As a political reporter, Hastings was openly contemptuous of objectivity, a liberal who shared the anti-war, anti-Republican sentiments widespread in his generation of journalists. In a GQ article recounting his work covering the 2008 presidential campaign for Newsweek, he called former New York Mayor Rudy Giuliani a dangerous “maniac”:
On one of my first days, I watched Rudy deliver his stump speech in Peterborough, New Hampshire. As you might imagine, it was a little focused on the “terrorist war against us.” His solution was to “go on the offense” — meaning more aggressive torture techniques, recklessly increasing the size of our military forces, fighting an unending war in Iraq, and possibly bombing the shit out of Iran. …

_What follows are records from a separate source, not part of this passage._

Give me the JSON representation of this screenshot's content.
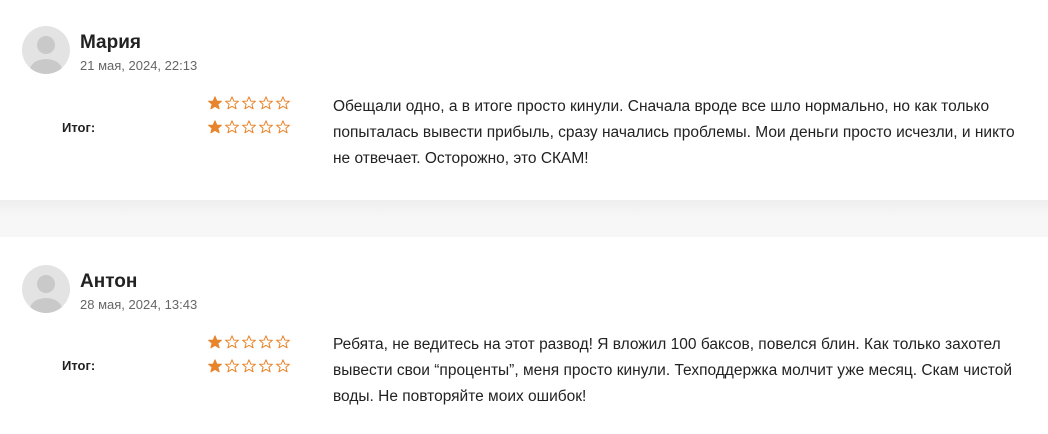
{
  "colors": {
    "star_filled": "#e8842c",
    "star_empty": "#e8842c",
    "separator": "#f4f4f4",
    "avatar_bg": "#e3e3e3"
  },
  "reviews": [
    {
      "author": "Мария",
      "date": "21 мая, 2024, 22:13",
      "total_label": "Итог:",
      "rating_row1": 1,
      "rating_row2": 1,
      "max_rating": 5,
      "text": "Обещали одно, а в итоге просто кинули. Сначала вроде все шло нормально, но как только попыталась вывести прибыль, сразу начались проблемы. Мои деньги просто исчезли, и никто не отвечает. Осторожно, это СКАМ!"
    },
    {
      "author": "Антон",
      "date": "28 мая, 2024, 13:43",
      "total_label": "Итог:",
      "rating_row1": 1,
      "rating_row2": 1,
      "max_rating": 5,
      "text": "Ребята, не ведитесь на этот развод! Я вложил 100 баксов, повелся блин. Как только захотел вывести свои “проценты”, меня просто кинули. Техподдержка молчит уже месяц. Скам чистой воды. Не повторяйте моих ошибок!"
    }
  ]
}
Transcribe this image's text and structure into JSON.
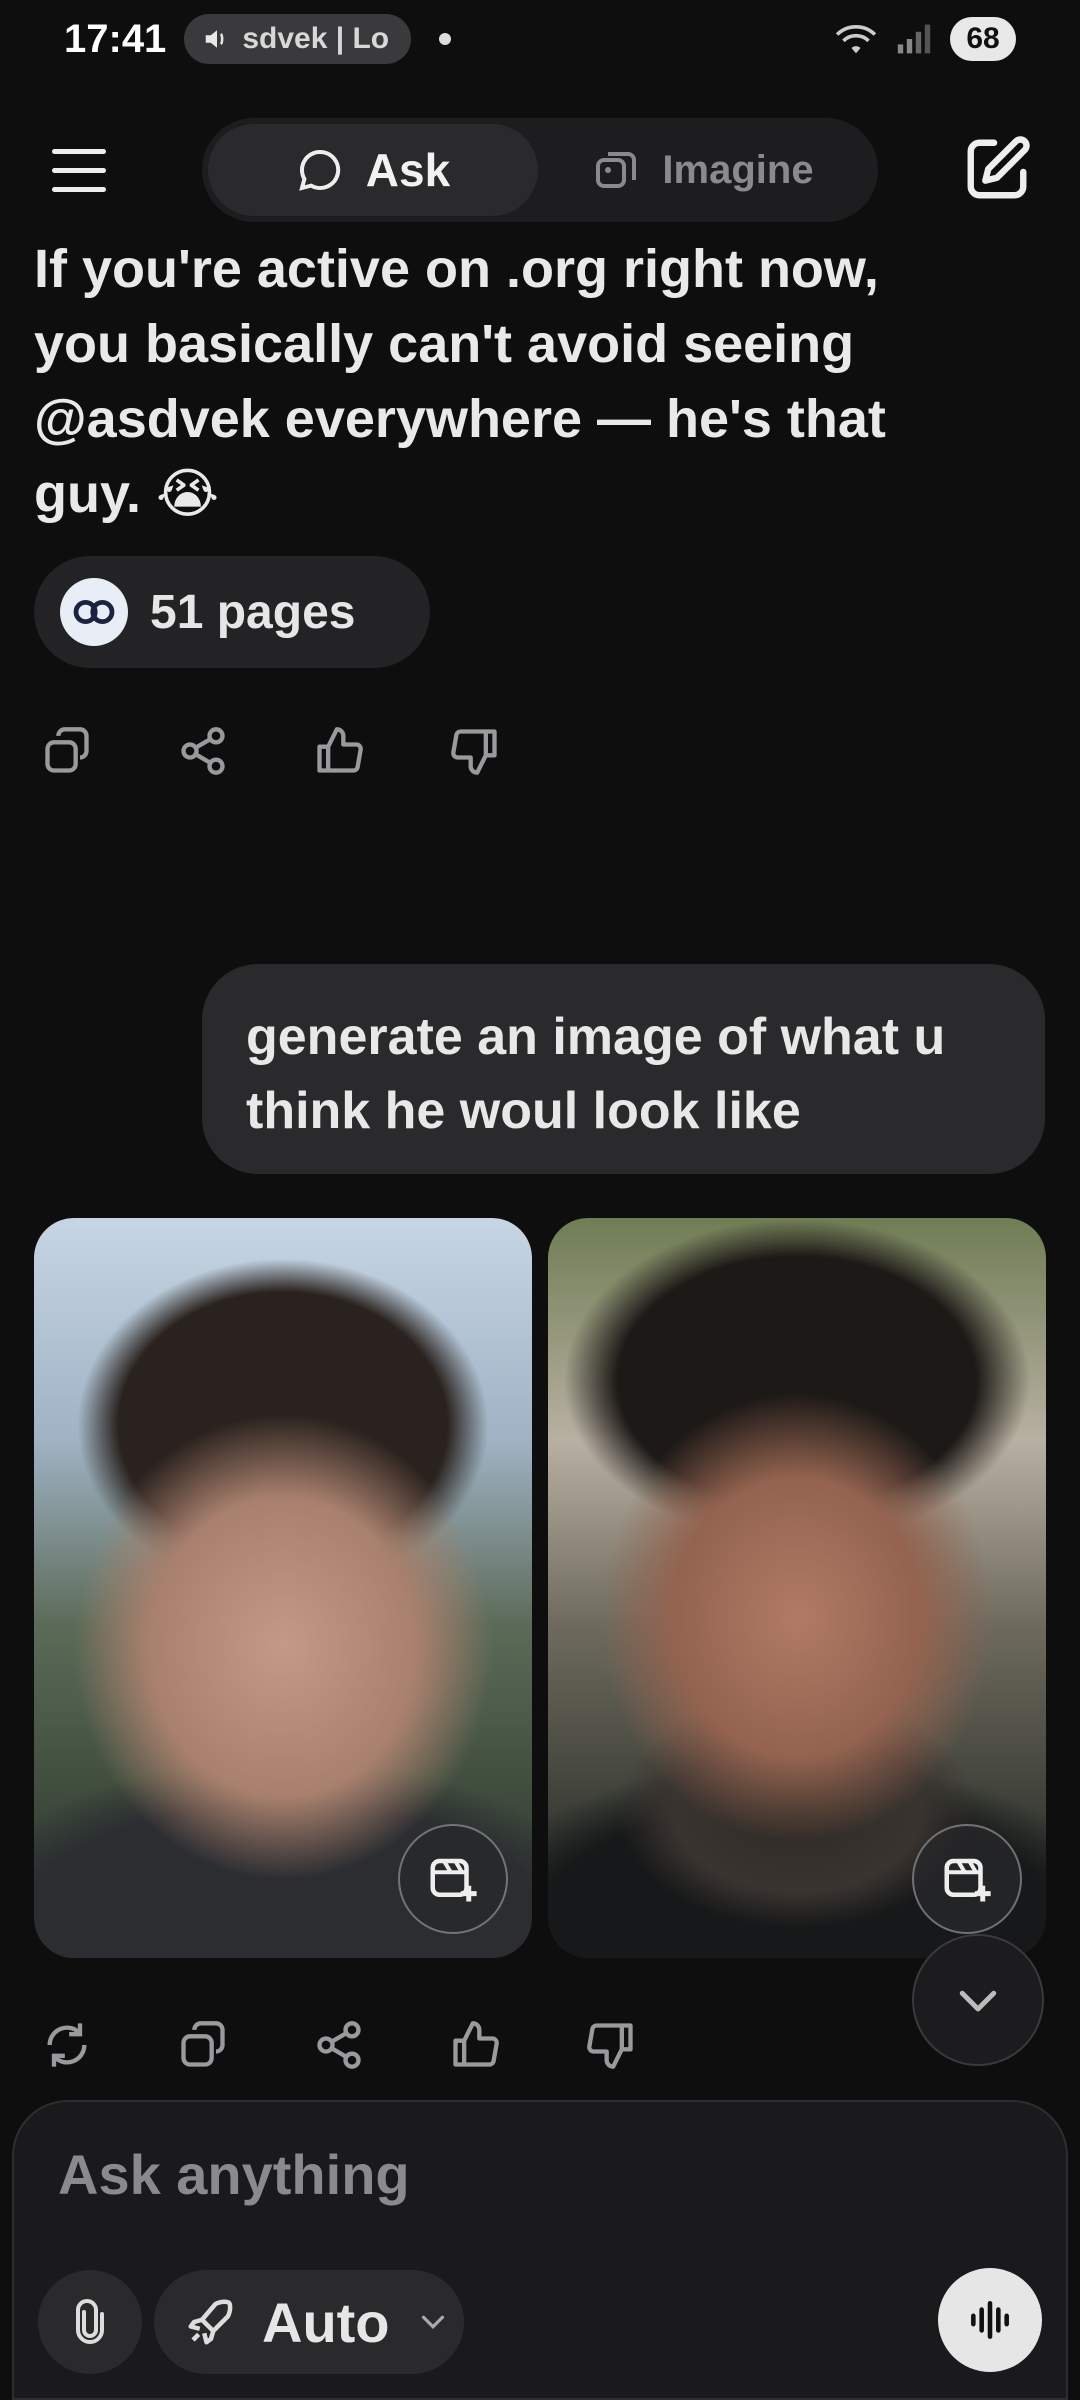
{
  "status_bar": {
    "time": "17:41",
    "media_text": "sdvek | Lo",
    "battery": "68"
  },
  "nav": {
    "ask_label": "Ask",
    "imagine_label": "Imagine"
  },
  "answer": {
    "line1": "If you're active on .org right now,",
    "line2": "you basically can't avoid seeing",
    "line3": "@asdvek everywhere — he's that",
    "line4": "guy. 😭",
    "pages_label": "51 pages"
  },
  "user_message": {
    "text": "generate an image of what u think he woul look like"
  },
  "composer": {
    "placeholder": "Ask anything",
    "mode": "Auto"
  },
  "icons": {
    "copy": "copy-icon",
    "share": "share-icon",
    "like": "thumbs-up-icon",
    "dislike": "thumbs-down-icon",
    "regenerate": "refresh-icon"
  }
}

I quickly realized Rudy was a maniac. I had a recurring fantasy in which I took him out during a press conference … saving America from the horror of a President Giuliani.
Hastings rejected objective journalism as a fraud and said most reporters secretly shared his views:
Objectivity is a fallacy. In campaign reporting more than any other kind of press coverage, reporters aren’t just covering a story, they’re a part of it — influencing outcomes, setting expectations, framing candidates — and despite what they tell themselves, it’s impossible to both be a part of the action and report on it objectively. …
I wasn’t alone in the press corps. I don’t think I spoke to another journalist who ever said one good thing about [Giuliani]. What did we say? We made fun of his divorces and his wives, that he’d married a second cousin, that he surrounded himself with corrupt cronies, that he had a piss-poor relationship with his children, etc. We talked about his megalomania and his cynical exploitation of September 11.
Describing his own habits on the campaign trail, Hastings said he watched pay-per-view pornographic videos in hotel rooms and said masturbating to porn “was not unlike the larger experience of campaign reporting.” After Giuliani dropped out, ceding the GOP nomination to Sen. John McCain, Hastings switched to covering Hillary Clinton‘s campaign for the Democrat nomination. “I thought it might be better jumping over to the Democrats; at least I wasn’t appalled by their basic ideas,” Hastings wrote, but sympathized more with her rival, Barack Obama. come to truly hate his campaign staff and their smug belief, based, unfortunately, on an accurate reading of the past, that they can lie to our faces and we’ll swallow it.”